Material provided START

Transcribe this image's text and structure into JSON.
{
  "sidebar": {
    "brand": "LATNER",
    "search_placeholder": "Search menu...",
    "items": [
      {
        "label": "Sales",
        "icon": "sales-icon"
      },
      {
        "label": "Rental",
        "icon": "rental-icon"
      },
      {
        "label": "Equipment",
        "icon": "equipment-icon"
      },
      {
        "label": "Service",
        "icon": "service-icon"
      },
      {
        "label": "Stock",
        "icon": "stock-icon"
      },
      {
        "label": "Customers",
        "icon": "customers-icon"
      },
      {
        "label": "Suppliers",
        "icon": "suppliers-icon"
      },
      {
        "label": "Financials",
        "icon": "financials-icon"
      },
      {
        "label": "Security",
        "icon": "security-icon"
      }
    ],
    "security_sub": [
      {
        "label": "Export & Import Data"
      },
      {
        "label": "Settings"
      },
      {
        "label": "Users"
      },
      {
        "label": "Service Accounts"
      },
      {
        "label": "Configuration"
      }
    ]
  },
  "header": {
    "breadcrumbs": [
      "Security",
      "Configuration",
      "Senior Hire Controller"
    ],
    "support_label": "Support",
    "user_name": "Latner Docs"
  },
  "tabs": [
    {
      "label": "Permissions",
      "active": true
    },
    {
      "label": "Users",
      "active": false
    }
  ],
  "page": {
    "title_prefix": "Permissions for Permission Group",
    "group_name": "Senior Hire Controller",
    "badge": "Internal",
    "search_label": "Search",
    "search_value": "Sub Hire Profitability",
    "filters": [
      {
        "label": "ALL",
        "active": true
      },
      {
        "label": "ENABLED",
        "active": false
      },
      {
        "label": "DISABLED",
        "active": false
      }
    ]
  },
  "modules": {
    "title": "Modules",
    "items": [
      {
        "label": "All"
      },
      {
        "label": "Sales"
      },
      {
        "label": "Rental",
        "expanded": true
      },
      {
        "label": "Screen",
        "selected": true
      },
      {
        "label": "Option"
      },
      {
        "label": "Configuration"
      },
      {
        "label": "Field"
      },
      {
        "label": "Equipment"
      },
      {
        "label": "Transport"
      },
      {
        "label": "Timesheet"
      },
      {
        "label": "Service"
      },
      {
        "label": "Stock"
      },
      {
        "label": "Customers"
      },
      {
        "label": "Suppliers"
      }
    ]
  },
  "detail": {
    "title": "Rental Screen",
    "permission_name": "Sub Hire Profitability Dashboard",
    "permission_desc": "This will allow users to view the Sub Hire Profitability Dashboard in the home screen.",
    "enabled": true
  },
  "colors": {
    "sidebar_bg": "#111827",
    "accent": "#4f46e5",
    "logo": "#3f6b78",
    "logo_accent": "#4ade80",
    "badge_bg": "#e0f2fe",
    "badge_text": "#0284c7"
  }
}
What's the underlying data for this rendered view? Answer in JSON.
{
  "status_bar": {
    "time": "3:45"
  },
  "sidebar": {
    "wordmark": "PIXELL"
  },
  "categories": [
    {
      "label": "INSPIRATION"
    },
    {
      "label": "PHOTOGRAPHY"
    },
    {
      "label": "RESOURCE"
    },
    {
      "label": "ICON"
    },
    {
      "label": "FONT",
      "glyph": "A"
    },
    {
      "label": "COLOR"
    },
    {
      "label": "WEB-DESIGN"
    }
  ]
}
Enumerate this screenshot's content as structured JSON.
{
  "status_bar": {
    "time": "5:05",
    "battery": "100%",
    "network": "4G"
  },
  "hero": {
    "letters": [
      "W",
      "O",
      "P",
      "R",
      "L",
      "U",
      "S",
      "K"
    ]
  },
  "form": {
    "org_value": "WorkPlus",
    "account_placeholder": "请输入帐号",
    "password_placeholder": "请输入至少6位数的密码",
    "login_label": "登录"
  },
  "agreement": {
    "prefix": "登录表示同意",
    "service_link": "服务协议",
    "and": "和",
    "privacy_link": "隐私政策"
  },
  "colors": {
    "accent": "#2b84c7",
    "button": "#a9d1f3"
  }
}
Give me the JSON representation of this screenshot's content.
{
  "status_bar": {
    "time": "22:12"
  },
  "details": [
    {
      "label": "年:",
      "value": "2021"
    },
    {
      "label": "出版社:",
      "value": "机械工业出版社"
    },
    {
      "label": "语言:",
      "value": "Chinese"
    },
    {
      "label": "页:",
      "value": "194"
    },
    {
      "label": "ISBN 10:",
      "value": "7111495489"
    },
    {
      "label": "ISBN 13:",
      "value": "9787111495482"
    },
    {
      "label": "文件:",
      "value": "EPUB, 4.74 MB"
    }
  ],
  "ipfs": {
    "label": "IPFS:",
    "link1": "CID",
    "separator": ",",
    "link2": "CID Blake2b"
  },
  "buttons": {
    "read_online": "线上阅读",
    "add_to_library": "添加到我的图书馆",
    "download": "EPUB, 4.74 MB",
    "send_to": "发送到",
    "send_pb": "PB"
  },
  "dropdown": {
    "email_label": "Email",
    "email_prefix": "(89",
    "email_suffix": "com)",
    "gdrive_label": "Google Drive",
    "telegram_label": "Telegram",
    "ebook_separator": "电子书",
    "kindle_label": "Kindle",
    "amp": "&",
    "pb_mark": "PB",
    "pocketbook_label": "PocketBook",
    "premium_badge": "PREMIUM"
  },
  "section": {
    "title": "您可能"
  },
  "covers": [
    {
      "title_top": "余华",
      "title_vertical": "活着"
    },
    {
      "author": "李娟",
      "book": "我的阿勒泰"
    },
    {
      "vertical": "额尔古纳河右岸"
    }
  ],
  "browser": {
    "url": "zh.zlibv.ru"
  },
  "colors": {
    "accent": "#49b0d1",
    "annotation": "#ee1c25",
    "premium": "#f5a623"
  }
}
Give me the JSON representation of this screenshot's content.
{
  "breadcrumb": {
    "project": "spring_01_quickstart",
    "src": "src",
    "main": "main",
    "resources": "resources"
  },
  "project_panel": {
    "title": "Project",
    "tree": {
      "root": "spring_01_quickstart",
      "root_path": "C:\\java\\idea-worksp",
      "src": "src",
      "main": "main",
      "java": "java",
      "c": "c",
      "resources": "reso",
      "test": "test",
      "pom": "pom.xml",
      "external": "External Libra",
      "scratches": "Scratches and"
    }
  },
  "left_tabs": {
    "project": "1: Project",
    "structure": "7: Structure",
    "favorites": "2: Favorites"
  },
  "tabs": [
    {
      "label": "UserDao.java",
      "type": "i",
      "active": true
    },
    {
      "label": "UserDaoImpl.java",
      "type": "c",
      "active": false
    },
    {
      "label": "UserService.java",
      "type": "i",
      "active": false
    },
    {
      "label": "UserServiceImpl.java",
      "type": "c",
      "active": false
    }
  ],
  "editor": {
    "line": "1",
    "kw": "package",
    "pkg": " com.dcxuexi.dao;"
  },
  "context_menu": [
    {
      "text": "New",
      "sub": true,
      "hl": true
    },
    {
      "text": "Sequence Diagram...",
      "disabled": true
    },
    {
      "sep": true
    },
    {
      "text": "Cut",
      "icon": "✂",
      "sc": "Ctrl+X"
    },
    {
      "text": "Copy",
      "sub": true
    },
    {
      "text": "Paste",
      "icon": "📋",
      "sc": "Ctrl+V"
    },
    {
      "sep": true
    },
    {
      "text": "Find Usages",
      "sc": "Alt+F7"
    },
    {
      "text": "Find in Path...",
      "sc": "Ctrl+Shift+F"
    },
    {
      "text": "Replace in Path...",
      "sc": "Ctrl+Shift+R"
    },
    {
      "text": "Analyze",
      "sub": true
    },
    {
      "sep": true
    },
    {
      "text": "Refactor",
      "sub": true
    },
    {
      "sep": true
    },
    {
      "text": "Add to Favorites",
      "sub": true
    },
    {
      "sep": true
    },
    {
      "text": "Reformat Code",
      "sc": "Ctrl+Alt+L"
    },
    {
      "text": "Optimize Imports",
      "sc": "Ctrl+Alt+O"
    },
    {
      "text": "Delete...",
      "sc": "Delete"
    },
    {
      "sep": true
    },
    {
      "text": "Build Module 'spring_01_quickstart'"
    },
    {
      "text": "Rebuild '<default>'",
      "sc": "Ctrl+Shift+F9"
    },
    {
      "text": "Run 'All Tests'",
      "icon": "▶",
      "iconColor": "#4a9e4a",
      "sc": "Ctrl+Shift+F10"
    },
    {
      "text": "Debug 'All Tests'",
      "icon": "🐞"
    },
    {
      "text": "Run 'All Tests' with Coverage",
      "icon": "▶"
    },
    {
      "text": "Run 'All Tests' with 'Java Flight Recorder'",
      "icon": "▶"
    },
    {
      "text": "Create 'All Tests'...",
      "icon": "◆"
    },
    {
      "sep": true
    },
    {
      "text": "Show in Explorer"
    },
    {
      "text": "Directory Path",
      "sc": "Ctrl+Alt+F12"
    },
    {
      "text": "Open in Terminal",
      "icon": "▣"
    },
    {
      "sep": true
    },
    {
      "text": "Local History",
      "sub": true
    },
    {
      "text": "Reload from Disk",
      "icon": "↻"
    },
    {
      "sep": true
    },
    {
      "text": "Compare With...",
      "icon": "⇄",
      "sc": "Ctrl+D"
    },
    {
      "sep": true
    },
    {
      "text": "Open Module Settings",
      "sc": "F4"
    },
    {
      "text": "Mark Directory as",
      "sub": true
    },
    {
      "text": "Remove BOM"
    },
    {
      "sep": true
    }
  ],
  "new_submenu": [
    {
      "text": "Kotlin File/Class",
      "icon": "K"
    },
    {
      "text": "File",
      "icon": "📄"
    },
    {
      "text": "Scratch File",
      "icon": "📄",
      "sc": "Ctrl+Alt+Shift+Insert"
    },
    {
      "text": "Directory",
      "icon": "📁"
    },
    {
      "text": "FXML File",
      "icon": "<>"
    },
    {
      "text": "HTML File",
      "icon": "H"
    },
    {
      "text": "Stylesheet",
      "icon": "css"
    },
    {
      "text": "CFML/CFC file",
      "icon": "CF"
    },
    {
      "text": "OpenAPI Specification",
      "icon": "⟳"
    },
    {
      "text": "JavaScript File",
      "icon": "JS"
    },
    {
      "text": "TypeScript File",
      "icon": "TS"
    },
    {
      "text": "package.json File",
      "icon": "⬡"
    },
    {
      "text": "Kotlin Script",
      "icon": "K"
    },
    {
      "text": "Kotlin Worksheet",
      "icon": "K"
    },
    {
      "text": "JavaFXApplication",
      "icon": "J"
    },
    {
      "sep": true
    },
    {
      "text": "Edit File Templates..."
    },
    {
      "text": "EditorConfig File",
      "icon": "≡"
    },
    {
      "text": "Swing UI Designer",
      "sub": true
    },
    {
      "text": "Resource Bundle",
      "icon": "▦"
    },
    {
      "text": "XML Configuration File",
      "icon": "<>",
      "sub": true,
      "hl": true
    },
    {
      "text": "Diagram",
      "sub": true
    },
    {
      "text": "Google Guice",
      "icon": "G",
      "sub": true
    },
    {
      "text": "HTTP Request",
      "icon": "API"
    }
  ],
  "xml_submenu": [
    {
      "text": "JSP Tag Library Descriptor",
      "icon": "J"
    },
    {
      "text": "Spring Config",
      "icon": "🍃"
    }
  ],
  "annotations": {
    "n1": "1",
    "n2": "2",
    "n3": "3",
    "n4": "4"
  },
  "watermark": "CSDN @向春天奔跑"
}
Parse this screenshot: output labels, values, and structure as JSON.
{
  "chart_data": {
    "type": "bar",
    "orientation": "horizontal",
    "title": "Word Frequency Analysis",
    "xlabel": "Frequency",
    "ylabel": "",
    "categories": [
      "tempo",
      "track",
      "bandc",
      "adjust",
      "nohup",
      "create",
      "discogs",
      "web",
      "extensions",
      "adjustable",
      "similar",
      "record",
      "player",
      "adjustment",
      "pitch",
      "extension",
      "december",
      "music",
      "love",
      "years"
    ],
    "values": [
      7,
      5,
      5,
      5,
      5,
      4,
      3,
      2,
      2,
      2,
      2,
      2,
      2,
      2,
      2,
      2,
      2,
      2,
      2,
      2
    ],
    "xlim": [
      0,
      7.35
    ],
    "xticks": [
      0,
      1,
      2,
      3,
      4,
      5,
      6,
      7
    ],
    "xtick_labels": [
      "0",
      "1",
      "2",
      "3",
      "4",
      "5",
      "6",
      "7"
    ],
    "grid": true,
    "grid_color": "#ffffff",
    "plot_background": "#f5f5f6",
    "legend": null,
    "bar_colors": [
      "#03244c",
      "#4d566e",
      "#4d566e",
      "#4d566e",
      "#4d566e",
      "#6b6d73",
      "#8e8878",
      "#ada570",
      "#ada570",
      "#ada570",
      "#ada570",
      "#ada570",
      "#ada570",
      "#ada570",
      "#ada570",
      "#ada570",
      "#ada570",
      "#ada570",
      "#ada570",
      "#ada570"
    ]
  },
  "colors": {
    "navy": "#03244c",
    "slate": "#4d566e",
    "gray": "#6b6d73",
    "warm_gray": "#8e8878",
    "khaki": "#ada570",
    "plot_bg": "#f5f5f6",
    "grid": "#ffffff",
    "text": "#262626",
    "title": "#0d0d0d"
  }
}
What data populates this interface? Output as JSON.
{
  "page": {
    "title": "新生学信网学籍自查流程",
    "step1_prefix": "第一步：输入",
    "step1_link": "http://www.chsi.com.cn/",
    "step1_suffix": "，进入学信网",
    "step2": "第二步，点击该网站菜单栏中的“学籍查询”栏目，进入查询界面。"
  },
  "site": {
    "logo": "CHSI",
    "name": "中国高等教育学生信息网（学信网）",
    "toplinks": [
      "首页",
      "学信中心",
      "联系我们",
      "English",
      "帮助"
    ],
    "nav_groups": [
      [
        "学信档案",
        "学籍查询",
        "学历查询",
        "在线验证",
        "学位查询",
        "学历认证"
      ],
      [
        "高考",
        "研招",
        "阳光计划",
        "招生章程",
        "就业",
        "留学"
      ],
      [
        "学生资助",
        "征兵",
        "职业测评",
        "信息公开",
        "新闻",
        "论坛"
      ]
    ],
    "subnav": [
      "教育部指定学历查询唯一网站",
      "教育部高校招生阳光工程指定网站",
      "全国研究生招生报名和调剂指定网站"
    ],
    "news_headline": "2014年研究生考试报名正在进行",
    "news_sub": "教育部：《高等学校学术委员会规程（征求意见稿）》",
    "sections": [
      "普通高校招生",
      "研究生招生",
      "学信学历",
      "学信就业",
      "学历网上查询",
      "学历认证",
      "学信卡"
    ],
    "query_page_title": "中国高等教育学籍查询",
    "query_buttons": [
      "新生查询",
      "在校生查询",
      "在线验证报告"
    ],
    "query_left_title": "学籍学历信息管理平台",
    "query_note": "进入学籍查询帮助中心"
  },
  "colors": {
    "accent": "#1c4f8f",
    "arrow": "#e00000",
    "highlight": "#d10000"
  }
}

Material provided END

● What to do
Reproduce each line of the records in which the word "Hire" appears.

● Output of the exercise
      "Senior Hire Controller"
    "group_name": "Senior Hire Controller",
    "search_value": "Sub Hire Profitability",
    "permission_name": "Sub Hire Profitability Dashboard",
    "permission_desc": "This will allow users to view the Sub Hire Profitability Dashboard in the home screen.",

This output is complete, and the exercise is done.